Section 26(1) of the Land Registration Act now provides as follows in this respect:
“The certificate of title issued by the Registrar upon registration, or to a purchaser of land upon a transfer or transmission by the proprietor shall be taken by all courts as prima facie evidence that the person named as proprietor of the land is the absolute and indefeasible owner, subject to the encumbrances, easements, restrictions and conditions contained or endorsed in the certificate, and the title of that proprietor shall not be subject to challenge, except—
(a) on the ground of fraud or misrepresentation to which the person is proved to be a party; or
(b) where the certificate of title has been acquired illegally, unprocedurally or through a corrupt scheme.”
The Defendant has not brought any evidence of his title to the suit property, of any overriding interest in his favour, of any misrepresentation, or fraudulent and illegal actions by the Plaintiff in her registration as owner of the suit property, save to argue that she was in breach of the sale agreement. He also faults the actions by NSSF in the issuance of the title, yet he did not join the NSSF as a party to this suit. In the circumstances, the only finding this Court can make is that the Plaintiff is the rightful and legal owner of the suit property, having demonstrated the processes of acquiring the title to the same, which processes have not been shown to the satisfaction of the Court to have been irregular or fraudulent.
From the foregoing it is evident that the Plaintiff has proved her case on the balance of probabilities, and the findings of this Court support the declarations and mandatory injunctions she seeks including the orders that the Defendant vacates the suit property. This finding notwithstanding, this Court also notes that the Defendant and his family have been living on the suit property, and will therefore require adequate notice to remove their possessions from the suit property and secure alternative accommodation.
The Plaintiff in addition also seeks special damages. She brought evidence of the rent she had paid from 1st January 2009 until at the time of filing of this suit in October 2009 of Kshs 22,000/= per month, save for the month of January 2009 when it is shown by the receipt produced dated 3rd January 2009 that the rent paid was Kshs 17,000/=. She also brought evidence of a tenancy agreement she entered into dated 22nd February 2009 from 1st January 2009 until 1st January 2010. The Plaintiff has therefore met the requirement of proof of special damages sought, in light of the requirement stated by the Court of Appeal in Hahn -vs- Singh , (1985) KLR 716, that special damages must not only be pleaded but must also be strictly proved.

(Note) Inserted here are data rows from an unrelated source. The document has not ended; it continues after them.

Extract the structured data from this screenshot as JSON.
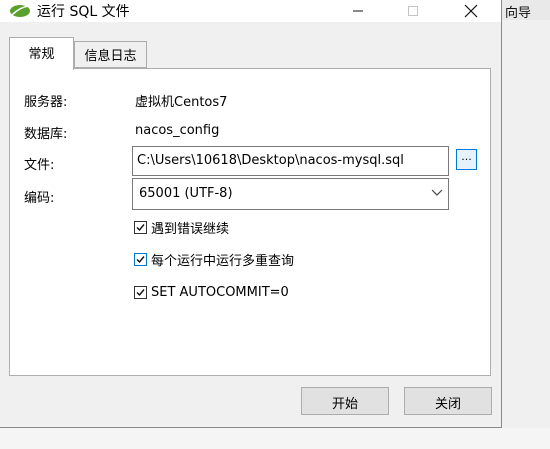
{
  "window": {
    "title": "运行 SQL 文件",
    "background_text": "向导"
  },
  "tabs": [
    {
      "label": "常规",
      "active": true
    },
    {
      "label": "信息日志",
      "active": false
    }
  ],
  "form": {
    "server_label": "服务器:",
    "server_value": "虚拟机Centos7",
    "database_label": "数据库:",
    "database_value": "nacos_config",
    "file_label": "文件:",
    "file_value": "C:\\Users\\10618\\Desktop\\nacos-mysql.sql",
    "browse_label": "...",
    "encoding_label": "编码:",
    "encoding_value": "65001 (UTF-8)"
  },
  "options": [
    {
      "label": "遇到错误继续",
      "checked": true
    },
    {
      "label": "每个运行中运行多重查询",
      "checked": true
    },
    {
      "label": "SET AUTOCOMMIT=0",
      "checked": true
    }
  ],
  "buttons": {
    "start": "开始",
    "close": "关闭"
  },
  "colors": {
    "accent": "#0078d7",
    "icon_green": "#5aa02c"
  }
}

In addition, as it is not disputed that the Defendant has not given vacant possession of the suit property, the Plaintiff is entitled to the said special damages for the rent she has had to pay as a result of the Defendant failing to give vacant possession of the suit premises at the rates proved of Kshs 22,000/= per month until the date of vacant possession. The said special damages from the filing of this suit in June 2009 to 1st December 2014 amount to Kshs 1,474,000/=.
Since the Defendant did not bring any evidence to support his claims, he has not proved his counterclaim and is not entitled to the orders he seeks. I however note that since the Defendant had made a prayer for set off, and the Plaintiff admitted that her Advocate is holding the sum of Kshs 1,566,654/- being the balance of the purchase price which the Defendant refused to accept, this is a remedy that the Court can give. This Court has already found that the Defendant is liable to pay the Plaintiff special damages of Kshs 1,474,000/= and monthly payments of Kshs 22,000/= from the date of this judgment until giving of vacant possession of the suit property. This amount can therefore be set off as against the balance due to the Defendant that the Plaintiff is holding.
Arising from the foregoing, I accordingly order as follows:
Dated, signed and delivered in open court at Nairobi this ____9th____ day of _____December____, 2014.